It Depends on What the Meaning of "Student" Is

By David North on August 21, 2014

You know whose side they're on when immigration lawyers talk about a "shortage of H-1B visas".

There are a lot of suggestions to the White House these days about how to write the perhaps forthcoming executive amnesty, and many industry-centric attorneys are eager to make sure that the proposed opening of the borders helps their fat cat corporate clients, as well as run-of-the-mill illegal aliens.

My favorite industry-tilted proposal is that of Roger Algase, and is included in an article in Immigration Daily's August 14 edition, entitled "Can the President Act of His Own to Relieve the H-1B Visa Shortage?"

The good news is that the lawyer says that the president cannot act directly to relieve the alleged shortage (we have, at any given time, something like 800,000 of these workers in the country, busily taking jobs legal residents could fill, and we need more?)

The bad news is that he has figured out a way that he thinks will meet the same goal indirectly by extending the post-graduation work period of many foreign students from 12 months to 29 months. Algase would do this through the control of the F-1 program by the Department of Homeland Security; DHS, among other things, has the power to define the term "student".

This sounds trivial, but DHS through both the Bush 43 and Obama administrations has decided that some former alien students may, for a period of 29 months, be defined as "students" while they work legally in the American economy. When I was growing up they would have been called "alumni".

Currently, alien alumni who have studied in one of the STEM fields (science, technology, engineering, or math) may work legally for 29 months; other alien alumni, who have studied other fields, can work, legally, for only 12 months after graduation. This is the Optional Practical Training (OPT) program, which is administered not by the government, but by the university that produced the alumnus. It is used by many corporations and by many alien alumni as a bridge between academic (i.e., F-1 status) and H-1B status.

Algase wants to extend the 29-month rule to all alien alumni as a technique to help ease the H-1B visa "shortage".

Over and above expanding the American labor force needlessly at a time of widespread unemployment, there are two other things wrong with his proposal:

  1. It will, in a manner described below, attack the sorely pressed Social Security, Medicare, and Federal Unemployment Insurance trust funds; and
  2. Ironically, it will not do much good for greedy employers who are aching for those H-1B visas.

One of the main policy problems with extending OPT working privileges for alien alumni is the fact that since the alumni are regarded as "students"; neither they nor their employers are required to pay payroll taxes. This oddity sets in motion two unattractive sets of forces.

Most jobs in America involve both employers and workers contributing to the Social Security, Medicare, and Unemployment trust funds. OPT workers, though employed in the U.S. economy and taking jobs that otherwise would go to American workers, do not contribute to these funds; and, worse, their employers do not either. These non-payments damage and weaken these funds, which are the mainstays of the few remaining efforts to ease income inequality in this country. So the employment of OPT workers should be discouraged, not expanded.

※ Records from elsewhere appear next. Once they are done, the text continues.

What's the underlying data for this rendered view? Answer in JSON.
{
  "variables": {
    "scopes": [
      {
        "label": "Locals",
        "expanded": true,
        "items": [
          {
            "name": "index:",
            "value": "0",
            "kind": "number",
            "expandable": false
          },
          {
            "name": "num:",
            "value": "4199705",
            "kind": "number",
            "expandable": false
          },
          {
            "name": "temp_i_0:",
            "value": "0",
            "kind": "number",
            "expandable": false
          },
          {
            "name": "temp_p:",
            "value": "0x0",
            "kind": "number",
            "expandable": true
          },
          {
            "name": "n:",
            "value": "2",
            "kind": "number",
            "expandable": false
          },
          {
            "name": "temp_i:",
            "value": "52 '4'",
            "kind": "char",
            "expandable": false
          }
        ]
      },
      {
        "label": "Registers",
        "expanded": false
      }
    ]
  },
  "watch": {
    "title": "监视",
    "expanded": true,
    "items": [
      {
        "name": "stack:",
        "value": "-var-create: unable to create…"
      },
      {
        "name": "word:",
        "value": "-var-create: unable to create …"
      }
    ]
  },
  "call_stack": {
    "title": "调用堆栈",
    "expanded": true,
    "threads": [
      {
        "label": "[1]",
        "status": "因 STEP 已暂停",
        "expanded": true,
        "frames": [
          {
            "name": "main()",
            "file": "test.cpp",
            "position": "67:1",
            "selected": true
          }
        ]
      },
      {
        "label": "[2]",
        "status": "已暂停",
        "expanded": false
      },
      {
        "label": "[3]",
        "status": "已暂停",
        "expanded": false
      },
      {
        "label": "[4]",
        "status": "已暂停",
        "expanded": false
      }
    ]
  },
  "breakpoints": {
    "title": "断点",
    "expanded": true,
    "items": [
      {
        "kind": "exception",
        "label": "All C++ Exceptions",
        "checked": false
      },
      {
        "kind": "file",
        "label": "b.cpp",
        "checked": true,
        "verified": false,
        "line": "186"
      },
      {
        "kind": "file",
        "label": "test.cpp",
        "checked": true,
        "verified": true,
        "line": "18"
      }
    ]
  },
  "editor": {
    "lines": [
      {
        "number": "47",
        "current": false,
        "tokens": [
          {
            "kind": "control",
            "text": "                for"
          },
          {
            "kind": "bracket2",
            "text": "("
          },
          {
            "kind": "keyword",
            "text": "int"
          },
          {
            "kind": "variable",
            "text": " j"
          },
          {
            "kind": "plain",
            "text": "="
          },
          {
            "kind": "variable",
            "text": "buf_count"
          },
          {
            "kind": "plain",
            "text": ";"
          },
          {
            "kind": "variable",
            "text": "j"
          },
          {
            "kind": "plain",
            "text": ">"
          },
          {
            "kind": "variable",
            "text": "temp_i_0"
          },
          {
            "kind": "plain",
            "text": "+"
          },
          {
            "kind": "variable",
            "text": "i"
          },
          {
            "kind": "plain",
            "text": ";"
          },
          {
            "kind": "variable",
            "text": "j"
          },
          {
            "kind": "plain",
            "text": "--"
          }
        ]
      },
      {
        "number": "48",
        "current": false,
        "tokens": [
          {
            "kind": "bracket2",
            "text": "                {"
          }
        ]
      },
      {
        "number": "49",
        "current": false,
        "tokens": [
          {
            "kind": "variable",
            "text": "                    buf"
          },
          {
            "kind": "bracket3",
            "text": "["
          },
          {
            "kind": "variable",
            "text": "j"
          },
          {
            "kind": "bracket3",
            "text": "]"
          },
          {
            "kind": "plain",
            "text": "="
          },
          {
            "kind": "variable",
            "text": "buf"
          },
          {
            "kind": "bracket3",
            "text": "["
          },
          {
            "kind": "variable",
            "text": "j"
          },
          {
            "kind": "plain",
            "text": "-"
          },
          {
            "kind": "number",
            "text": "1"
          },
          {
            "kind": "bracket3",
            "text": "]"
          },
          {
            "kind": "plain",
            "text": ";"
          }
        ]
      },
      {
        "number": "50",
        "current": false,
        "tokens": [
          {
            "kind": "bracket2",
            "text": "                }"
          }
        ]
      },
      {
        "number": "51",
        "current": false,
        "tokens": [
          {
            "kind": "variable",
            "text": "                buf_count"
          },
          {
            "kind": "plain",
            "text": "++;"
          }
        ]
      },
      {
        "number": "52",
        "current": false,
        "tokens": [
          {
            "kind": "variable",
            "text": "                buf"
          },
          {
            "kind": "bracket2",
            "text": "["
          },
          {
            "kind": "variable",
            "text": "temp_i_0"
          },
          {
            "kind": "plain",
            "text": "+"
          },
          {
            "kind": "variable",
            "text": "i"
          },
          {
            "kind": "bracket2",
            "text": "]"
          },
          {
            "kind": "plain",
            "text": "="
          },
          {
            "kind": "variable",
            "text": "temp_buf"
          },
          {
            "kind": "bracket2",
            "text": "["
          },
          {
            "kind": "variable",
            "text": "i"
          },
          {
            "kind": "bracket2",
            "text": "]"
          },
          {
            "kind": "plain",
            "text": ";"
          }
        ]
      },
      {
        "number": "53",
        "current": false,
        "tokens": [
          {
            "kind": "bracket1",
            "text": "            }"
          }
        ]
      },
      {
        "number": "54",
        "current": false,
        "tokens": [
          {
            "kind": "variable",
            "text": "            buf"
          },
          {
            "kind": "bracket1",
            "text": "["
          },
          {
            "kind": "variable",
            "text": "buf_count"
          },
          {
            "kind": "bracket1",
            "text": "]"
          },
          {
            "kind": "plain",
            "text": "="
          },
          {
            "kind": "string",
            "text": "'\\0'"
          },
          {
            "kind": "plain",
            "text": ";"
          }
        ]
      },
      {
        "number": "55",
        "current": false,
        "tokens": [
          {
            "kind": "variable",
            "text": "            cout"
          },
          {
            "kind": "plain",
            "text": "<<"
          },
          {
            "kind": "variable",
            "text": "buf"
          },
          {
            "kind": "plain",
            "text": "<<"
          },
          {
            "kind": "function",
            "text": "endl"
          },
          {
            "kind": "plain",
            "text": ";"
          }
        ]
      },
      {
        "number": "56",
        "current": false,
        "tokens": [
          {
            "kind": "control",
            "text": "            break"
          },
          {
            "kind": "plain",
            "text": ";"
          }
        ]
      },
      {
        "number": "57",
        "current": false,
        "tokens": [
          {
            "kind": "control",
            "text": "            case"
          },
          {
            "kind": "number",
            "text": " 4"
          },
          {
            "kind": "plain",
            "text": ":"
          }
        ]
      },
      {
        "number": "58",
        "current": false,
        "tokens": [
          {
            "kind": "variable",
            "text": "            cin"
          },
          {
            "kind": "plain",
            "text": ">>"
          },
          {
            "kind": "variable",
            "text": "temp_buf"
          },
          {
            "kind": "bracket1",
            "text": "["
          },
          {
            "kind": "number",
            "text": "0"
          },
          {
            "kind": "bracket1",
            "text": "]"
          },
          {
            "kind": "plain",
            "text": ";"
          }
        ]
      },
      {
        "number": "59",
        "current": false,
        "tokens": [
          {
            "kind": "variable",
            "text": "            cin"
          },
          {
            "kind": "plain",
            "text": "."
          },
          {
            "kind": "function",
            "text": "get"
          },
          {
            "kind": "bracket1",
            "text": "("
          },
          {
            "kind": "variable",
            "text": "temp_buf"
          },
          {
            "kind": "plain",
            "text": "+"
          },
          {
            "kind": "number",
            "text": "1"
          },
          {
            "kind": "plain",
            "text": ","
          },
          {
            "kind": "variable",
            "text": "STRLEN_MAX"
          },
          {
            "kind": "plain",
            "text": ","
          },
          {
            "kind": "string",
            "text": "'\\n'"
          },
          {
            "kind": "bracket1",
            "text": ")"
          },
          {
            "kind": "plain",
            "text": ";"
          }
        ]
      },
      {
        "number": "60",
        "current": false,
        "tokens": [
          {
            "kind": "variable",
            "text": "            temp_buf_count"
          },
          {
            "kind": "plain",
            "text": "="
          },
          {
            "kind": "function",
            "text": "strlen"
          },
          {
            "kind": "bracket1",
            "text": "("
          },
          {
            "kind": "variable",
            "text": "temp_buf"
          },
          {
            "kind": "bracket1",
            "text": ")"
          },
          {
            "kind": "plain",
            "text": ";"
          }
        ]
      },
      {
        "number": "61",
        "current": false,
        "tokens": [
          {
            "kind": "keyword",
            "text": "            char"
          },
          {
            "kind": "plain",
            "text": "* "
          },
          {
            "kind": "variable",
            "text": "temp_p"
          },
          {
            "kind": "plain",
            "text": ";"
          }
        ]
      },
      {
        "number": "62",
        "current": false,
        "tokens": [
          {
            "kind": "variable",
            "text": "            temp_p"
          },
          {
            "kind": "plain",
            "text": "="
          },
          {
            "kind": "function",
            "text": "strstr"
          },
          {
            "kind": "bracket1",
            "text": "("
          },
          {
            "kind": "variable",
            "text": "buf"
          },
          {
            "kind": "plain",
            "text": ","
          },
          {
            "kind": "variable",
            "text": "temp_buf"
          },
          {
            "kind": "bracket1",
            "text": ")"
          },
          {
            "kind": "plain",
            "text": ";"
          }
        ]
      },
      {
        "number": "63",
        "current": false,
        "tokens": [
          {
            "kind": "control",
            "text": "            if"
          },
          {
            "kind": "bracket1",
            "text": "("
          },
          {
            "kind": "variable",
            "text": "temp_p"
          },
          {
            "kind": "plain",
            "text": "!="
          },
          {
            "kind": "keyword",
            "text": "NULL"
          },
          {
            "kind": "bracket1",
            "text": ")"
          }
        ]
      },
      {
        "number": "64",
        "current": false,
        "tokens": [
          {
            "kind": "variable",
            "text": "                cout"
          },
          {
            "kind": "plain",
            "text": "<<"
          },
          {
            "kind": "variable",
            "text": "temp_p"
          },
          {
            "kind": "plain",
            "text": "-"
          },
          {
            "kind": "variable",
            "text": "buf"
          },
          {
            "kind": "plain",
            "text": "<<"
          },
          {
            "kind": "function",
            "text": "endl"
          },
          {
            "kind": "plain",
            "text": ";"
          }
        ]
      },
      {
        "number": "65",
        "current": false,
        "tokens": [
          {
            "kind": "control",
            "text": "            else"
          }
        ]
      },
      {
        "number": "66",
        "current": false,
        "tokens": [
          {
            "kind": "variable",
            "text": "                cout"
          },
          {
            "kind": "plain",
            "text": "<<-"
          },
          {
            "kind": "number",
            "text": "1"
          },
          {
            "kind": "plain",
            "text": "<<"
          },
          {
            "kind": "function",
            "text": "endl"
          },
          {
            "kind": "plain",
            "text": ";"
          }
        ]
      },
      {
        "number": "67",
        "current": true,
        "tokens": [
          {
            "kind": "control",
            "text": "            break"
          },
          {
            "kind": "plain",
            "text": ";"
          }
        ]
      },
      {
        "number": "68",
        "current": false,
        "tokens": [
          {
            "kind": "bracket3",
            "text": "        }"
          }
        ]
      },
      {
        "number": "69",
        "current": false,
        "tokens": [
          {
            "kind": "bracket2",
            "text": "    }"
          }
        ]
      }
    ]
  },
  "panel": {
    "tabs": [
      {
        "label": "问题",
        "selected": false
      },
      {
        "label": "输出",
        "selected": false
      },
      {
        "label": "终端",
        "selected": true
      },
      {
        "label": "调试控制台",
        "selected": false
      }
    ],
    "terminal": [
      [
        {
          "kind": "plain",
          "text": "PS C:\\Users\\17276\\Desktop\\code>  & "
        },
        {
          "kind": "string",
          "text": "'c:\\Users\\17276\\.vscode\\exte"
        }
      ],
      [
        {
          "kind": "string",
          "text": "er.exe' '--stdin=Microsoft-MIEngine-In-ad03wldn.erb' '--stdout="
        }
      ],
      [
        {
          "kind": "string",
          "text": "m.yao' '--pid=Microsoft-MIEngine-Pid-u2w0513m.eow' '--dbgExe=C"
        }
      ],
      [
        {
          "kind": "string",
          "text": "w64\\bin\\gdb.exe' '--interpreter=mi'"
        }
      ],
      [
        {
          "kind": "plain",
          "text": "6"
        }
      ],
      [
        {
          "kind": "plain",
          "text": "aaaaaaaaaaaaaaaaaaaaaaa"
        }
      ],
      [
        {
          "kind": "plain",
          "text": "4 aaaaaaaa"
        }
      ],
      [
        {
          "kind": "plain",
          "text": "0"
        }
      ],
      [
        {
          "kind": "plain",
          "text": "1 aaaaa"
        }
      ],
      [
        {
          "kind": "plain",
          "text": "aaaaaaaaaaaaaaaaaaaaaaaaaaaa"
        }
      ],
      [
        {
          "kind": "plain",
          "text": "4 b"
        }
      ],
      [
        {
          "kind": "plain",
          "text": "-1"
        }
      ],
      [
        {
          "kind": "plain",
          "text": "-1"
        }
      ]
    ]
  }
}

Further, savvy and selfish employers can, and do, seek out OPT workers for the savings they provide, which, as we calculated in an earlier report can be as much as $10,000 per OPT employee. This sets up the second built-in problem, the loss of jobs from resident workers (and H-1B aliens) to the favored OPT employees. This needless payroll tax break is not even mentioned in the Immigration Daily article.

But does the expansion of OPT time to non-STEM alumni help the employers, those unfortunate corporations struggling with the "H-1B visa shortage"?

Well, not much. The proposed Algase maneuver is a clever sleight of hand, and shows a thorough knowledge of immigration law. And, while alien college grads with non-STEM degrees might well be qualified for H-1B jobs, H-1B employers largely hire only STEM alumni.

The proposal would only help the odd corporation or university wanting to hire an art historian or language teacher and would not do much good for the employers who yearn for young, malleable, indentured computer programmers, most of whom have STEM educations. The latter are already eligible for the full 29 months on the OPT alumni program.

So, though the Algase proposal probably would not do too much additional damage to the Social Security system, for the reason just mentioned, there always should be a vigorous defense against any expansion of the OPT program.